Axelrod finds game theory's influence more diffuse: "Some of the
ideas of game theory are in the public domain very much now, so that
somebody can be influenced by them. I think everybody really does
know what a non-zero-sum game is. You can use that term in News-
and not even explain it anymore. Just that is a major intellectual
advance because we're so prone to think in zero-sum terms."

Sunday, April 3, 2011

The Mind's Theatrical Show

See The Magical Mystery Show of Consciousness by Matt Ridely of the Wall Street Journal. It is a review of the book Soul Dust by Nick Humphrey.

The passage that really caught my eye was: "Mr. Humphrey's intriguing conclusion is that your mind does indeed stage "a theatrical show in order to influence the judgment of another part of your brain.""

Here are other excerpts:

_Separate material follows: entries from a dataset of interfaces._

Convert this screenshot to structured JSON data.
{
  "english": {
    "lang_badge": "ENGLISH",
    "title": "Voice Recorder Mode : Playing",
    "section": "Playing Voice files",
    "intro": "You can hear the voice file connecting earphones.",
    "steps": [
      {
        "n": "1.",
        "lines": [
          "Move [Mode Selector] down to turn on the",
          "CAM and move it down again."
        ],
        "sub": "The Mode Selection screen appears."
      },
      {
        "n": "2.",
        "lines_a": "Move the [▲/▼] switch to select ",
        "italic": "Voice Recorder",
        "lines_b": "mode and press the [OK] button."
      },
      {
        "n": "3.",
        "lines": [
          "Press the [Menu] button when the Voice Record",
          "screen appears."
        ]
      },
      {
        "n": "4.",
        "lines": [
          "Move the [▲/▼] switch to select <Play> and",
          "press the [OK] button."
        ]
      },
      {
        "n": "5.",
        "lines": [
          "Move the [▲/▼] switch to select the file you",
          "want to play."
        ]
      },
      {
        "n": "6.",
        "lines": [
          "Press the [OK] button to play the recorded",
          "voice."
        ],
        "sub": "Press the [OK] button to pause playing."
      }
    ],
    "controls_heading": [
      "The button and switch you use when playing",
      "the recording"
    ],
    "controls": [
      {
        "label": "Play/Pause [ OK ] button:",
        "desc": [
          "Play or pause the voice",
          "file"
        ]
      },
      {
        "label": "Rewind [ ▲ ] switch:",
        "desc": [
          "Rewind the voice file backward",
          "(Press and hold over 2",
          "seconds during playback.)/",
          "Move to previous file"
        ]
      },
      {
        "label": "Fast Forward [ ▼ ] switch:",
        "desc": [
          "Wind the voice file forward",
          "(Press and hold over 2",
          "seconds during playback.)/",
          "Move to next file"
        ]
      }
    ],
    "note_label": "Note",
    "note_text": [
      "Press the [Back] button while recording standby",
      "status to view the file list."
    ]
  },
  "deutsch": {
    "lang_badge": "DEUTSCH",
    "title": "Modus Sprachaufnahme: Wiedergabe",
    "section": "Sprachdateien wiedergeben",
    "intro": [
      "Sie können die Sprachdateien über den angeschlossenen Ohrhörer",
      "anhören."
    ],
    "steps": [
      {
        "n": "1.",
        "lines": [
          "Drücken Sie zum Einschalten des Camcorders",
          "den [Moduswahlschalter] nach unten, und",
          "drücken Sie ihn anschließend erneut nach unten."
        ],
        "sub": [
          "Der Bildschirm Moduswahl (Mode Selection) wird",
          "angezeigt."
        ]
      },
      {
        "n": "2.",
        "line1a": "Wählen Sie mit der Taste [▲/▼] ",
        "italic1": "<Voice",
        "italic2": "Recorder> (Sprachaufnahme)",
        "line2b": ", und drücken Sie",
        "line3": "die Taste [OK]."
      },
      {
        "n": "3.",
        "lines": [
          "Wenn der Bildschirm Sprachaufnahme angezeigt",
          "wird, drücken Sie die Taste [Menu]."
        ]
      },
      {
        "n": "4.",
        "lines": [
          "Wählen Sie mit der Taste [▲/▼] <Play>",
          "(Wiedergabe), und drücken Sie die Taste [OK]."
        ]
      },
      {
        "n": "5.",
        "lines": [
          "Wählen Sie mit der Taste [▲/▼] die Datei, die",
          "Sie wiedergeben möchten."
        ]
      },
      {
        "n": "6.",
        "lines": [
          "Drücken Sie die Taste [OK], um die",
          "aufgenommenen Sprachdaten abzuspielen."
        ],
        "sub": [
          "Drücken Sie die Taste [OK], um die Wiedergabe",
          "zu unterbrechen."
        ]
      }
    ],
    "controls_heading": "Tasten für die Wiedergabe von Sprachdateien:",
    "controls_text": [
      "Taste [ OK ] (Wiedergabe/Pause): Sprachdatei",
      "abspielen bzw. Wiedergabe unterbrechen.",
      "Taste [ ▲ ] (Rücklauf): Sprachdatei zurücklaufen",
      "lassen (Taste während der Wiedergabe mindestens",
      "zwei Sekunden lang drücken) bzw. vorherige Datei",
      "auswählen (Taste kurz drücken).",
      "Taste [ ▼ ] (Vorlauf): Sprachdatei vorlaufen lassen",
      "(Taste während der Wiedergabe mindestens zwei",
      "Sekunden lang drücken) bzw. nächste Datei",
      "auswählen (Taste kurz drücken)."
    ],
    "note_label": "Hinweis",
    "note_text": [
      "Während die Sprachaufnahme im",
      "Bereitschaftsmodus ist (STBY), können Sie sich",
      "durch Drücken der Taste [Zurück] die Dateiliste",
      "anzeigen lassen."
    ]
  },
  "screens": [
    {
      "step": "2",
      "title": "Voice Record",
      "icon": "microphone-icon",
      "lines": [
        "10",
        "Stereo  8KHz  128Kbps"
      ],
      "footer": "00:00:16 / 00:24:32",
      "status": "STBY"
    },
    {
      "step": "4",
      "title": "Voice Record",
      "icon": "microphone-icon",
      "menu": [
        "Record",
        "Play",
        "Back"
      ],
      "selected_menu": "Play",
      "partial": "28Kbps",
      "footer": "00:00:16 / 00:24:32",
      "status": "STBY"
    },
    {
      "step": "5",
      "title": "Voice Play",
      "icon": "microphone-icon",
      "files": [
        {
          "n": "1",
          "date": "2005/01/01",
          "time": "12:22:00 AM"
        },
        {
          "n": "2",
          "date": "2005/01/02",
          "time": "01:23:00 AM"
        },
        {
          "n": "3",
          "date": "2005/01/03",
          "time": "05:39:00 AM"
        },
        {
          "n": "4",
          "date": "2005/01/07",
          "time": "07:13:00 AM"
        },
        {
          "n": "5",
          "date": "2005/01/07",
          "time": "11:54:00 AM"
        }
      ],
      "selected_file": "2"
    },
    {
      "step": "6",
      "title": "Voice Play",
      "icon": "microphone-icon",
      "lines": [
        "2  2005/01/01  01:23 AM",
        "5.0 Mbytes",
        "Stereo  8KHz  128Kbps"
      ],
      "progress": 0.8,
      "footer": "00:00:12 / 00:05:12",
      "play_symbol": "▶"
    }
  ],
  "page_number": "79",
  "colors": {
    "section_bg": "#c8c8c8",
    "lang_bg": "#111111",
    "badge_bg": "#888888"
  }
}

"The genius of "Soul Dust" is to attempt an explanation of both how this is done and why it evolved. Mr. Humphrey's suggestion is that animals first acquired an ability to sense the world and to respond to sensations: When they felt pain (or pleasure), they withdrew (or extended) the affected body part. They then acquired the neural capability to monitor their own responses and, gradually, to produce a virtual internal representation of that response. Now there was an event in the brain called "paining," parallel to the real sensation of pain, or "redding," experienced when looking at a red tomato

So consciousness, Mr. Humphrey believes, comes from our way of mentally re-enacting what happens at our body's surface. Based on rhythmic patterns of activity in our neurons, he even tries to explain what the physical manifestation of this phenomenon might resemble in the brain."

"But why this show? What is the point of being conscious? Mr. Humphrey made his name many years ago with a famous essay on the evolutionary function of intelligence, arguing that it emerged through natural selection not to solve physical puzzles, as many assume, but to solve social ones—to read minds. Here he attempts a similar explanation for why the impartial spectator of consciousness is watching a magical mystery show. His answer sounds startlingly unscientific, even spiritual: to impress the soul.

What he means is that being enchanted by the magic of experience provides a reason to live. Rather than being an aid to survival, consciousness provides an essential incentive to survive. Enchantment is itself "the biological advantage of being awestruck.""

This last part reminds me of Joseph Campbell and "following your bliss," doing what you love because it electrifies you. Campbell also talked about seeing a work of art and being in a state of "aesthetic arrest." This sounds like being awestruck. The article also mentions Adam Smith (economist) and his theory of empathy. So being able to empathize might be tied to our ability to tell stories, which was forged by evolution.